New Delhi, Feb 4: Wearing their trademark white and saffron caps respectively, thousands of AAP and BJP supporters from across India have swamped Delhi to do their bit for what is a do-or-die election for both parties. Students, doctors, engineers, lawyers, activists and even common labourers, they can now be spotted all over the national capital seeking support for the BJP or the AAP.
Most BJP campaigners from outside Delhi, estimated at about 15,000, have come from Gujarat, Rajasthan, Haryana, Punjab, Madhya Pradesh and Himachal Pradesh.
The 20,000-strong AAP army is drawn dominantly from Haryana, Maharashtra, Madhya Pradesh, Uttar Pradesh, Chhattisgarh and Karnataka.
Many are staying with friends and relatives. Others prefer the premises of BJP and AAP offices that have sprung up in all 70 constituencies.
From early in the morning, these volunteers branch out in constituencies allotted to them, soliciting support. Many position themselves outside the Delhi Metro stations and other hubs distributing pamphlets and caps.
BJP campaigners sport saffron caps. AAP caps are white in colour. Both have their party names and election symbols -- BJP's lotus and AAP's broom -- printed on them.
Amitabh Goswami, 31, an engineer from Bengaluru, has been in Delhi for a week. He and his friends stay at a friend's house at Mukherjee Nagar near Delhi University and campaign for AAP's Akhilesh Pati Tripathi, a former legislator.
All are engineers in the same company and are on leave, Goswami told IANS.
AAP's Punjab convenor Sucha Singh Chhotepur told IANS that over 20,000 AAP volunteers from other states were now in Delhi.
"From Punjab, more than 1,500 volunteers are helping AAP candidates. They mostly stay at party offices and houses of party leaders," he said.
"Four hundred of us have come from Madhya Pradesh," said Pankaj Singh of the AAP, adding 62 volunteers from Chhattisgarh were camping in Krishna Nagar, where BJP's chief ministerial candidate Kiran Bedi is contesting.

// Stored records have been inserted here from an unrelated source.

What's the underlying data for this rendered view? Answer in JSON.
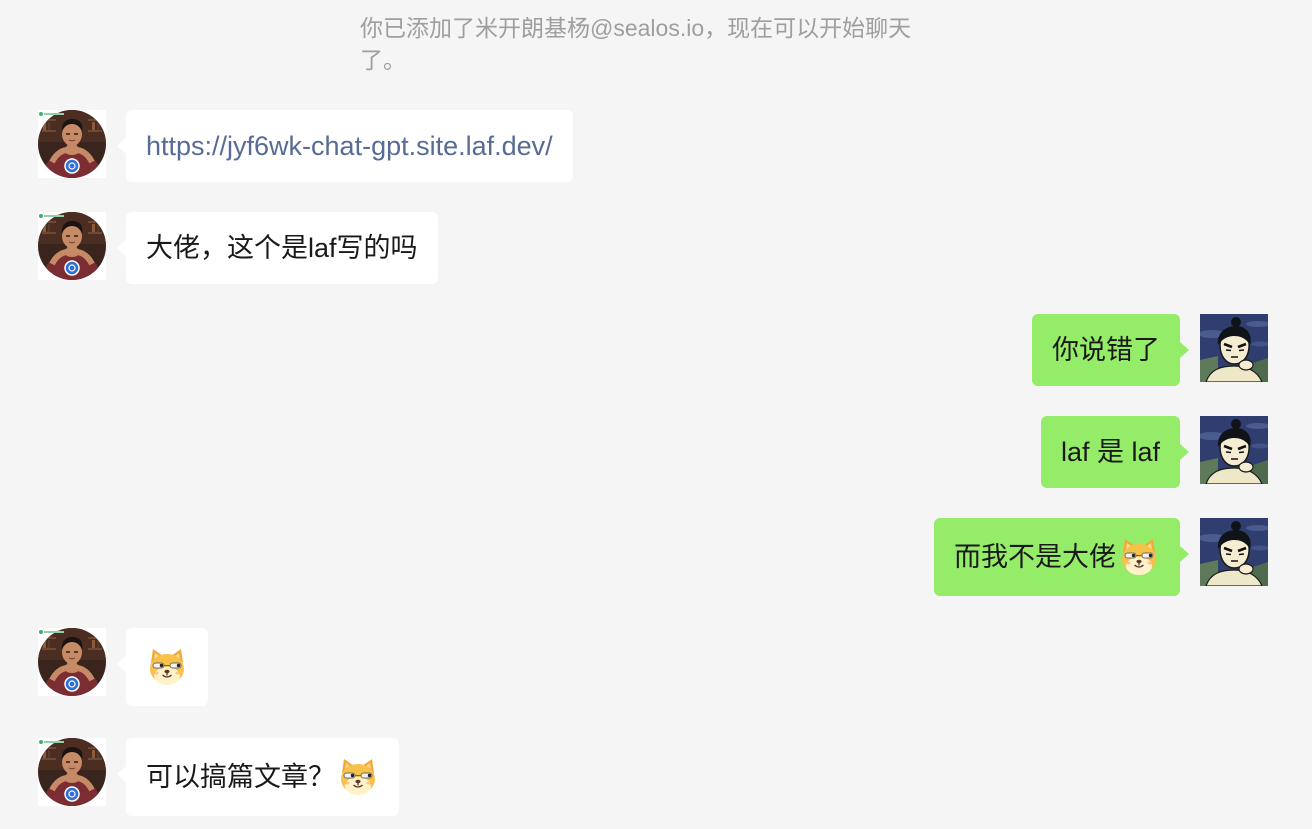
{
  "system_notice": "你已添加了米开朗基杨@sealos.io，现在可以开始聊天了。",
  "contact": {
    "avatar_icon": "contact-photo-avatar"
  },
  "self": {
    "avatar_icon": "cartoon-avatar"
  },
  "messages": [
    {
      "outgoing": false,
      "is_link": true,
      "text": "https://jyf6wk-chat-gpt.site.laf.dev/"
    },
    {
      "outgoing": false,
      "is_link": false,
      "text": "大佬，这个是laf写的吗"
    },
    {
      "outgoing": true,
      "is_link": false,
      "text": "你说错了"
    },
    {
      "outgoing": true,
      "is_link": false,
      "text": "laf 是 laf"
    },
    {
      "outgoing": true,
      "is_link": false,
      "text": "而我不是大佬",
      "emoji": "doge-emoji"
    },
    {
      "outgoing": false,
      "is_link": false,
      "emoji": "doge-emoji"
    },
    {
      "outgoing": false,
      "is_link": false,
      "text": "可以搞篇文章？",
      "emoji": "doge-emoji"
    }
  ],
  "colors": {
    "background": "#f5f5f5",
    "incoming_bubble": "#ffffff",
    "outgoing_bubble": "#95ec69",
    "link": "#576b95",
    "notice_text": "#9e9e9e",
    "message_text": "#191919"
  }
}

Delhi BJP spokesperson Harish Khurana told IANS that his party's volunteers were staying at their own cost.
"We have farmers, doctors, lawyers, businessmen and poor people from outside rubbing shoulders here," he said.
Balwant Singh, a farmer from Baghpat in Uttar Pradesh and a BJP supporter, said he reached Delhi Jan 25. He is campaigning for Najafgarh candidate Ajeet Singh Khadkhari. Three of his relatives have also come to Delhi.
In comparison to the all four MPs of the AAP from Punjab, more than 120 MPs of the BJP are campaigning in Delhi besides several central ministers, a few chief ministers and party leaders from several states.
BJP leaders hold five to 10 rallies every day. The BJP's campaign leader is of course Prime Minister Narendra Modi.
The Congress, which is struggling to stay relevant in the election, says it does not need volunteers from outside Delhi.
"Our party does not need support from outside," party leader Mukesh Sharma told IANS.
A total of 673 candidates are in the fray for Saturday's polls to the 70-seat Delhi assembly. The results will be out Feb 10.
The 2013 election produced a hung assembly, with the BJP winning 31 seats and the AAP 28. The Congress tumbled from 43 seats to eight.
But with Congress backing, the AAP formed a government. After 49 days, however, Kejriwal resigned in February 2014, leading to President's Rule.
(Alok Singh can be contacted at firstname.lastname@example.org)